You will be pretty tired at the end of the day, so I suggest you book a nice massage and dinner at your hotel for the evening.

Valley of the Kings

Be the first at the gate when they open at 6 am. Trust me, you won’t regret it.

During the New Kingdom, pharaohs decided to be buried here instead of in the Old Kingdom’s pyramids. This is where kings such as Thutmose I, Ramses II, Ramses X, Seti I and Tutankhamun decided to start their journey to the afterlife.

The Valley is hidden from sight, making it easy to guard.

62 tombs were known, before Carter and his team discovered Tutankhamun’s tomb here in 1922, and contrary to the others, this one had not been looted. The young king’s remains are still there while the treasures found inside are now in the Cairo museum.

Walking down the corridors, while the light dims progressively as you leave the tomb entrance behind, you can’t help but imagine how the people who first discovered the tombs must have felt as they surveyed the darkness, discovered the painted walls and ceiling (whose colours are still amazingly bright and vibrant) and finally arrived at the burial chamber, filled with all of its treasures. The adventure is fully complete when, amazed and slightly dazed, you emerge from the tomb, blinded by the bright light of the desert sun. The experience of searching for the hidden ancient Egyptian treasure is alive and well today!

I recommend you visit the Tombs of Ramses II, Ramses VI, Thutmose III, Seti I and Tutankhamun.

Valley of the Queens

The Valley of the Queens was the burial site of the queens and some royal children. There are more than 90 known tombs.

Nerfertari’s Tomb

One of Ramesses II’s wives, Nefertari (1290-1224 BCE) was his favourite queen, and one of the best known Egyptian queens alongside Cleopatra, Nefertiti and Hatshepsut. Nefertari’s tomb is the largest in the Valley and one of the most beautiful in Egypt. It was discovered by Ernesto Schiaparelli, director of the Egyptian Museum in Turin, in 1904. It is called the Sistine Chapel of Ancient Egypt.

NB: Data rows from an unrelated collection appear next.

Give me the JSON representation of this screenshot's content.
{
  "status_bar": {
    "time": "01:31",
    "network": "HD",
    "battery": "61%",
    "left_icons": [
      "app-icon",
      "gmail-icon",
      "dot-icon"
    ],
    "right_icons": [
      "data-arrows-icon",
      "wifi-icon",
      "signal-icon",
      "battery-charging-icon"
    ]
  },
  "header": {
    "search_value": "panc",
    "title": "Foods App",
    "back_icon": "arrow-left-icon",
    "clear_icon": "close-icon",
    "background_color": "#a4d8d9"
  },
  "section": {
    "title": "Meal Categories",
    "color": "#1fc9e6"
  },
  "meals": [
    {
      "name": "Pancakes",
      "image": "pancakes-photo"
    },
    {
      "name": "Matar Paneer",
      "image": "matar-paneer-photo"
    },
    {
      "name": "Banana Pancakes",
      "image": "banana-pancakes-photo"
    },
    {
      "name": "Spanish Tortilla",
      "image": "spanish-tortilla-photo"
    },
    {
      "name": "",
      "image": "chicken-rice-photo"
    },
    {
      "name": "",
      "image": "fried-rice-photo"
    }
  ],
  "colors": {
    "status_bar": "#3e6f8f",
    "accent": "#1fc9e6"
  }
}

The tomb consists of seven chambers completely decorated with colourfully painted scenes perfectly intact, portraying Nefertari as a very beautiful woman in the company of the gods. The real value of the paintings found within the tomb is that they are the best preserved and most detailed source of the ancient Egyptian’s journey towards the afterlife.

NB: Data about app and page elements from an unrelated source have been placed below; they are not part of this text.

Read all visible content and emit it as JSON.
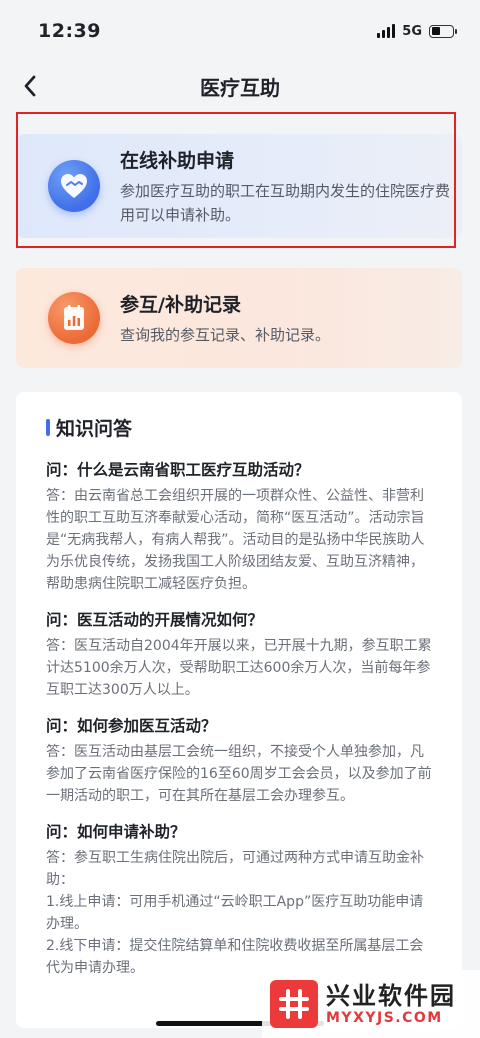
{
  "status_bar": {
    "time": "12:39",
    "network": "5G"
  },
  "header": {
    "title": "医疗互助"
  },
  "cards": [
    {
      "title": "在线补助申请",
      "desc": "参加医疗互助的职工在互助期内发生的住院医疗费用可以申请补助。",
      "icon": "handshake-heart-icon"
    },
    {
      "title": "参互/补助记录",
      "desc": "查询我的参互记录、补助记录。",
      "icon": "records-document-icon"
    }
  ],
  "knowledge": {
    "title": "知识问答",
    "qa": [
      {
        "q": "问：什么是云南省职工医疗互助活动？",
        "a": "答：由云南省总工会组织开展的一项群众性、公益性、非营利性的职工互助互济奉献爱心活动，简称“医互活动”。活动宗旨是“无病我帮人，有病人帮我”。活动目的是弘扬中华民族助人为乐优良传统，发扬我国工人阶级团结友爱、互助互济精神，帮助患病住院职工减轻医疗负担。"
      },
      {
        "q": "问：医互活动的开展情况如何？",
        "a": "答：医互活动自2004年开展以来，已开展十九期，参互职工累计达5100余万人次，受帮助职工达600余万人次，当前每年参互职工达300万人以上。"
      },
      {
        "q": "问：如何参加医互活动？",
        "a": "答：医互活动由基层工会统一组织，不接受个人单独参加，凡参加了云南省医疗保险的16至60周岁工会会员，以及参加了前一期活动的职工，可在其所在基层工会办理参互。"
      },
      {
        "q": "问：如何申请补助？",
        "a": "答：参互职工生病住院出院后，可通过两种方式申请互助金补助：",
        "a2": "1.线上申请：可用手机通过“云岭职工App”医疗互助功能申请办理。",
        "a3": "2.线下申请：提交住院结算单和住院收费收据至所属基层工会代为申请办理。"
      }
    ]
  },
  "watermark": {
    "name": "兴业软件园",
    "url": "MYXYJS.COM"
  },
  "colors": {
    "accent_blue": "#3f6ee8",
    "accent_orange": "#ec6a37",
    "highlight_red": "#e02424"
  }
}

For a more detailed guide on the archaeological sites, download my Three Days In Luxor Mini Guide.

 

For insider tips that will save you time, money and hassle; as well as, tips on how to organise and book your trip, how to pack, where to eat, stay and shop; here’s your last chance to download my free guide, “All You Need to Know About Visiting Luxor”!

 

 

Temple of Hatshepsut

One of the most beautiful of the royal mortuary temples, this temple marks the entrance to the Valley of the Kings; carved out of the limestone cliffs that rise above the desert plain, blending with it perfectly.

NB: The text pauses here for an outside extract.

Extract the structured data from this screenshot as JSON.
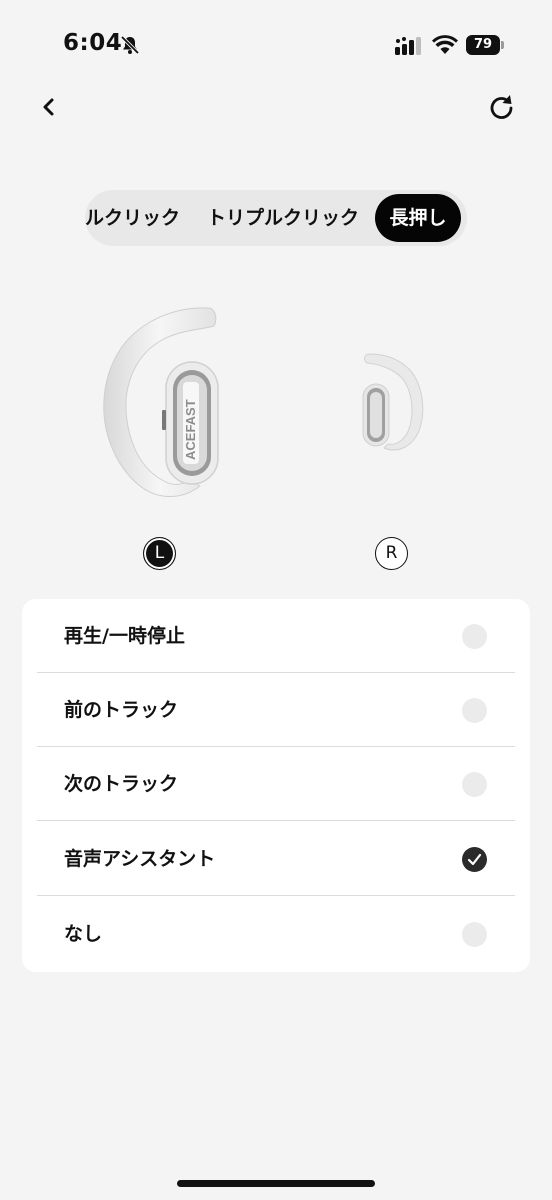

The temple was built by Queen Hatshepsut, stepmother and regent of pharaoh Thutmose III. As the first known female monarch, she had a difficult time legitimizing her position and was often portrayed as a male pharaoh. She had to claim a divine birth in order to acquire a special statue that would compensate for her being a woman.

Thutmose III is responsible for much of the damage to Hatshepsut images, ordering them to be chiseled out and replaced by his. Even more damage was caused by Akhenaten, an 18th dynasty heretic who only allowed images of the Aten, the sun god, in his attempt to move Egypt into monotheism.

More on Egypt

It was great to combine Luxor with a visit to Gyza along with a Nile cruise to Aswan. I had a wonderful 6 days’ cruise on the Nile after Luxor but that will be the subject of an upcoming blog, so, I hope to see you there soon!

Tips and Address Book

For a more detailed guide on the archaeological sites, download my Three Days In Luxor Mini Guide.
For insider tips that will save you time, money and hassle; as well as, tips on how to organise and book your trip, how to pack, where to eat, stay and shop; here’s your last chance to download my free guide, “All You Need to Know About Visiting Luxor”!